Maybe they should read some Fritz Stern so that they can get an understanding of what fascism actually was.Focus on the Family has not so far posted this hateful fundraising letter on the web. Here is the opening section of the letter:It goes on in exactly the same vein, saying that:Dear Friend,
The spirit of Winston Churchill was alive and well on Tuesday night at Focus on the Family Action headquarters.
You may recall that in the most desperate days of World War II – when Great Britain was being pounded daily by Hitler’s Luftwaffe – that Winston Churchill called on his countrymen not to despair from danger but to rise to the challenge.Our nation has never faced the kind of anti-family, pro-abortion assault that we’re likely to see in the coming weeks and months. We don’t have to guess what the Left will do now that they control Congress and the White House; they’ve told us.What are FoF so upset about? Freedom of choice, freedom of marriage and legislation to combat discrimination against gays in the workplace. The last, according to FoF, will be an assault on FoF members' religious freedom. Nice of them to state so clearly that theirs is a path of bigotry.
In November 2005, Fritz Stern received an award for his life’s work on Germans, Jews and the roots of National Socialism, presented to him by Joschka Fischer, then the German foreign minister. With a frankness that startled some in the audience, Stern, an emeritus professor of European history at Columbia University, peppered his acceptance speech with the similarities he saw between the path taken by Germany in the years leading up to Hitler and the path being taken by the United States today. He talked about a group of 1920’s intellectuals known as the “conservative revolutionaries,” who “denounced liberalism as the greatest, most invidious threat, and attacked it for its tolerance, rationality and cosmopolitan culture,” and about how Hitler had used religion to appeal to the German public. In Hitler’s first radio address after becoming chancellor, Stern noted, he declared that the Nazis regarded “Christianity as the foundation of our national morality and the family as the basis of national life.”Also see here for an essay Stern adapted from the alluded to speech.

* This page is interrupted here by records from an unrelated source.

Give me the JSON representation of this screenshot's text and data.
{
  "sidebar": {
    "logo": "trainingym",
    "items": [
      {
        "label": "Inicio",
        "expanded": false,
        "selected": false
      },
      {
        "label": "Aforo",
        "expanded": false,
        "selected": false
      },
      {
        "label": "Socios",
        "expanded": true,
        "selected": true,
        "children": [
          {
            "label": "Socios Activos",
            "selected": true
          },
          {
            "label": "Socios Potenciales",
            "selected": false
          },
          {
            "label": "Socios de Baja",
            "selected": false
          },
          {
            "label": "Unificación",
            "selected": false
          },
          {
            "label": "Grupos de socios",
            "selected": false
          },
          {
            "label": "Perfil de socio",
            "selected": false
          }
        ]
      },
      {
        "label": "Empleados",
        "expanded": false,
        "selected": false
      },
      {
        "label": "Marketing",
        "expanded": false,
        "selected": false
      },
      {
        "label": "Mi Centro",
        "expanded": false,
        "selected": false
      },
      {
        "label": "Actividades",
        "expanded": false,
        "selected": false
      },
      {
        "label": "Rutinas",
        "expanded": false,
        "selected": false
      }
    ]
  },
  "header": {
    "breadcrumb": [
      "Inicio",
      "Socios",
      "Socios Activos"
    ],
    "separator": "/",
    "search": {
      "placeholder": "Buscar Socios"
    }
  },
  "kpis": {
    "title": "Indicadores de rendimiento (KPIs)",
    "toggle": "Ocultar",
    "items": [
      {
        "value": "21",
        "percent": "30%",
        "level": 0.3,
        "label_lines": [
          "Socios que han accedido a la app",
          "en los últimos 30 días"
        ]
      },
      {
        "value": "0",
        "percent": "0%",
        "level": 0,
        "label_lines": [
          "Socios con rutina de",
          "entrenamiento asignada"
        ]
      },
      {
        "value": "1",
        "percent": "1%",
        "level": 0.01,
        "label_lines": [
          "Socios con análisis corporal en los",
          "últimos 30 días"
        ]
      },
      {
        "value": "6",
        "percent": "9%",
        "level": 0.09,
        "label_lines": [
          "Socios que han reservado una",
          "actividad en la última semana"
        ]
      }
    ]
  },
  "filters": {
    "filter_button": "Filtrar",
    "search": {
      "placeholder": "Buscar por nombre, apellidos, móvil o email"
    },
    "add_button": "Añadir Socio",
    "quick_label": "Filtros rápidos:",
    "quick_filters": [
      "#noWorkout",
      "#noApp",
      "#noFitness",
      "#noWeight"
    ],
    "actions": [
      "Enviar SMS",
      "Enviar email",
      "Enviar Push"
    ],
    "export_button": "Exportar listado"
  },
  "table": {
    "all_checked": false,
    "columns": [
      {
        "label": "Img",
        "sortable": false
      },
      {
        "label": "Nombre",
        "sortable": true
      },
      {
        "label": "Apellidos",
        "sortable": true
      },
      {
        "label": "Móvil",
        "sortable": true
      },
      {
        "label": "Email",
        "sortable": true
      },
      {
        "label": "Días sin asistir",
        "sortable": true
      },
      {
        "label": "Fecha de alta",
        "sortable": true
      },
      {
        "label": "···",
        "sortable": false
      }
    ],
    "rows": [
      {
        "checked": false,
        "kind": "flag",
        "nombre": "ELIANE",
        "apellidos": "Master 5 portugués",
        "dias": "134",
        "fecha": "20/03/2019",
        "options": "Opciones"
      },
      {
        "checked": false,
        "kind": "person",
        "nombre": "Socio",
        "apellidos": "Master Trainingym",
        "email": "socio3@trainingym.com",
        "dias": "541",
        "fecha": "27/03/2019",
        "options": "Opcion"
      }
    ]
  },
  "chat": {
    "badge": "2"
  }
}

Stern was of course not suggesting an equivalence between President Bush and Hitler but rather making a more subtle critique, extending his idea that contemporary American politics exhibited “something like the strident militancy and political ineptitude of the Kaiser’s pre-1914 imperial Germany.” At 80, Stern has just published a sprawling memoir, “Five Germanys I Have Known,” and as with that speech, he does not file away his experiences of Nazism in a geographical or temporal box.